Schistosoma mansoni Purine and Pyrimidine Biosynthesis: Structures and Kinetic Experiments in the Search for the Best Therapeutic Target


Journal Name: Current Pharmaceutical Design

Volume 23 , Issue 45 , 2017

Become EABM
Become Reviewer
Call for Editor


Background: Schistosoma mansoni is the etiological agent of schistosomiasis, a debilitating treatment neglected tropical disease that affects approximately 218 million people worldwide. Despite its importance, the treatment of schistosomiasis relies on a single drug, praziquantel. Some reports on the resistance of S. mansoni to this drug have stimulated efforts to develop new drugs to treat this disease. S. mansoni possesses all the same pyrimidine pathways (de novo, salvage and thymidylate cycles) as those of its host. The opposite scenario is true for purine metabolism, in which only the salvage pathway is present. These pathways have previously been proposed as potential drug targets.

Results: Using modern molecular biology techniques, large-scale study of these pathways has become possible; 24 genes have been studied, and several protein structures and kinetic parameters have been determined. Unique characteristics of schistosomal enzymes have been obtained, which show that this organism possesses two isoforms of uridine phosphorylase (UP), which share 92% of identity. However, only one isoform has a canonical function, whereas the second isoform is expressed through all life stages and does not have a known function. In addition, the methylthioadenosine phosphorylase (MTAP) is one of the enzymes responsible for the previously described adenosine phosphorylase activity, thus representing one main difference between S. mansoni and its host. The study of adenine phosphoribosyltransferase has revealed possible differential expression of the APRT gene in females. This result is consistent with those obtained for the experimental treatment of schistosomiasis in monkeys with the adenosine analog tubercidin, which eliminates the disease mainly in females.

Conclusion: These important conclusions may aid in the development of new alternative drugs to treat schistosomiasis.

Keywords: Protein crystallography, enzymatic assays, pyrimidine pathway, purines pathway, salvage and de novo pathways, energetic metabolism.

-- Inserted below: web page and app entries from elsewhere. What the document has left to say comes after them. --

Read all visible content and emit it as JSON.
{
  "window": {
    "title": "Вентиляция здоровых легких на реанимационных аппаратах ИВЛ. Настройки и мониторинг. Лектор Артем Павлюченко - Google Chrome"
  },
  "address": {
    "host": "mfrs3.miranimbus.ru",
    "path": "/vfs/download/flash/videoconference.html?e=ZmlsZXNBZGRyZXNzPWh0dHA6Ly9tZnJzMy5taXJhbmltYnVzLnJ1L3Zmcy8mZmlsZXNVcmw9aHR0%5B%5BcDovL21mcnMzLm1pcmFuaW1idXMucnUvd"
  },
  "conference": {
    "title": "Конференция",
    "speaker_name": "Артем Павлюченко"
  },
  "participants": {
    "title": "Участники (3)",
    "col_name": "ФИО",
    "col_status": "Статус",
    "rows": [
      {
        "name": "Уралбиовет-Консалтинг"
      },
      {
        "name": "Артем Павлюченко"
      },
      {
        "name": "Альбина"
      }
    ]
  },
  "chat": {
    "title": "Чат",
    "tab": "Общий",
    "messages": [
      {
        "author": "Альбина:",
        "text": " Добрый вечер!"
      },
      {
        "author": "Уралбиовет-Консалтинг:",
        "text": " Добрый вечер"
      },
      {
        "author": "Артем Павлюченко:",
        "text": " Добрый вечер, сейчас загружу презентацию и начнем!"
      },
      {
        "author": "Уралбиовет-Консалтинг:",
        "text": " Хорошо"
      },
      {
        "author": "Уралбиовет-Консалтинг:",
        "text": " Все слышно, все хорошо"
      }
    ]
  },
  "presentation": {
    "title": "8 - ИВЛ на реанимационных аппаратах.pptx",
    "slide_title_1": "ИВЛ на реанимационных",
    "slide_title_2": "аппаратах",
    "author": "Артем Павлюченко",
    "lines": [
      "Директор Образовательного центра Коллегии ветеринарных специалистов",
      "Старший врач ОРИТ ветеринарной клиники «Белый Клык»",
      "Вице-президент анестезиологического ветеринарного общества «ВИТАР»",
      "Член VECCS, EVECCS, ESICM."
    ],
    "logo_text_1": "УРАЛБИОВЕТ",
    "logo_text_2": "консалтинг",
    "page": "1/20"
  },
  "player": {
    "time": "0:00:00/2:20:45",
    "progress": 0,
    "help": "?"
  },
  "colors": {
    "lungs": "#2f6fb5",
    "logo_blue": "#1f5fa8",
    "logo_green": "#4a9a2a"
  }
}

Rights & PermissionsPrintExport Cite as

Article Details

Year: 2017
Published on: 16 February, 2018
Page: [6967 - 6983]
Pages: 17
DOI: 10.2174/1381612823666171011100532
Price: $65

Article Metrics

PDF: 20
PRC: 1